• Олена Едуардівна Пчелінцева Черкаський державний технологічний університет, Ukraine
  • Tetiana Volodarska , Cherkasy State Technological University, Ukraine




Background. Verbal nouns with the meaning of action in Slavic languages are a special class of nouns. The article contains the general characteristics of the Slavic Nomina actionis, describes the Grammatical status of this hybrid category of words. A description is offered of the word-formation of the features of the Nomina actionis, as well as verbal and nominal grammatical categories of them.

Purpose. The purpose of the article is to investigate the verbal aspectal properties of  Bulgarian verbal nouns at the system level and at the functional levee

Methods. We used general scientific methods (observation, analysis, synthesis, comparison, systematization), as well as linguistic research methods - the descriptive method and the method of corpus analysis. The source of factual material was a parallel Bulgarian-Russian corpus, as well as explanatory dictionaries of the Bulgarian language.

Results. The general Slavic peculiarities of verbal nouns are described. As a result of the word-formation transition from a verb to a noun with grammatical semantics, significant metamorphoses occur: the verbal noun acquires nominative categories (gender, number, case) and loses some of the verb categories (inclination, tense, person, etc.). At the same time, the category of aspectuality is largely preserved, influencing the semantics and functioning of deverbatives. In the South Slavic, Western Slavic and Eastern Slavic languages the verbal noun of the action is located at different distances from the verb, and has different grammatical status. The Eastern, Southern and Western Slavic languages, at the systemic level, demonstrate different degrees of preservation of verbal aspectuality. Actual word usage, in particular the ease of colloquial formation of nouns that are not in the dictionary, testifies to the activity of this fragment of the language system.

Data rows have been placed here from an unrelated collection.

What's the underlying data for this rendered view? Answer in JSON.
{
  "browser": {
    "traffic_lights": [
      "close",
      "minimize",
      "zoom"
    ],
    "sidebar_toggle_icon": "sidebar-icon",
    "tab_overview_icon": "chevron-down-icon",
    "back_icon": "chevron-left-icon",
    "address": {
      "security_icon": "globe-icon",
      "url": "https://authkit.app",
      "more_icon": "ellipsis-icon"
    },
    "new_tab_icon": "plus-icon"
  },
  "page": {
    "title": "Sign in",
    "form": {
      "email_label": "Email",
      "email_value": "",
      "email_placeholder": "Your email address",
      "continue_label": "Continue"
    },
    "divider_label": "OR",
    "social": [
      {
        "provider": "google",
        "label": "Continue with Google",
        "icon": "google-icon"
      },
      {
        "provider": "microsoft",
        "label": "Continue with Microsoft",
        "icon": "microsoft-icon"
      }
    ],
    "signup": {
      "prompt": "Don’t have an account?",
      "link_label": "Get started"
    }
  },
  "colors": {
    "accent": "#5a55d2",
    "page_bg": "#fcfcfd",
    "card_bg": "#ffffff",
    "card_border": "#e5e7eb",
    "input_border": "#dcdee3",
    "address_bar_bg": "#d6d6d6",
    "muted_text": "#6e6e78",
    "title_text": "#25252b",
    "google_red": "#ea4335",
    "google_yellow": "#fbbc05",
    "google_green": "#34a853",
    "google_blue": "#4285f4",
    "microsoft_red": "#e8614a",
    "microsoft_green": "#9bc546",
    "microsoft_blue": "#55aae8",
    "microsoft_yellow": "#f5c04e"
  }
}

The history of the development of this category of words in Bulgarian is non-standard. Many verbal nouns entered East Slavic languages from Old Bulgarian. A few hundred years later the opposite process took place: the same Bulgarian model of nouns, but with a weaker verbal properties, returned to Bulgarian through loanwords.

The semantic and grammatical differences between the forms of -ne and -nie have been pointed out: the ability to express procedural meanings, the ability to retain an action control and to have direct applications, etc.

A parallel corpus of Bulgarian and Russian was used for a preliminary analysis of the functional features of Bulgarian deverbatives. The results showed the aspectual relevance of different noun forms. (-ne, -nie, etc.).

Discussion. The verbal noun in Slavic languages is in the "gray zone," but at a different distance from the noun and verb. The Bulgarian verb noun occupies a middle position in comparison with East Slavic and West Slavic nouns with the meaning of action. The same semantic constraints as in East Slavic languages work in the derivation process: the quantitative-temporal type of the boundary prevents their formation. The reduction of the verb of Bulgarian verbal nouns is most noticeable in the zone of perfectionality: to express the meaning of accomplished action, concrete fact, the central meanings of the accomplished kind are preferred to verbal rather than noun forms, where the species-perfective semantics is clearly marked. We consider further research into the functional aspects of Bulgarian deverbatives with the help of a wider corpus material promising. The results of the linguistic survey of native speakers of Bulgarian can also be an interesting and important source. The ratio of nominal and verbal semantics in these hybrid formations is the unique feature of the Bulgarian grammatical system in comparison with other Slavic languages.

Keywords: verbal nouns, nomina actionis, verb, noun, verbal and noun properties, aspectuality, aspect, perfective, imperfective.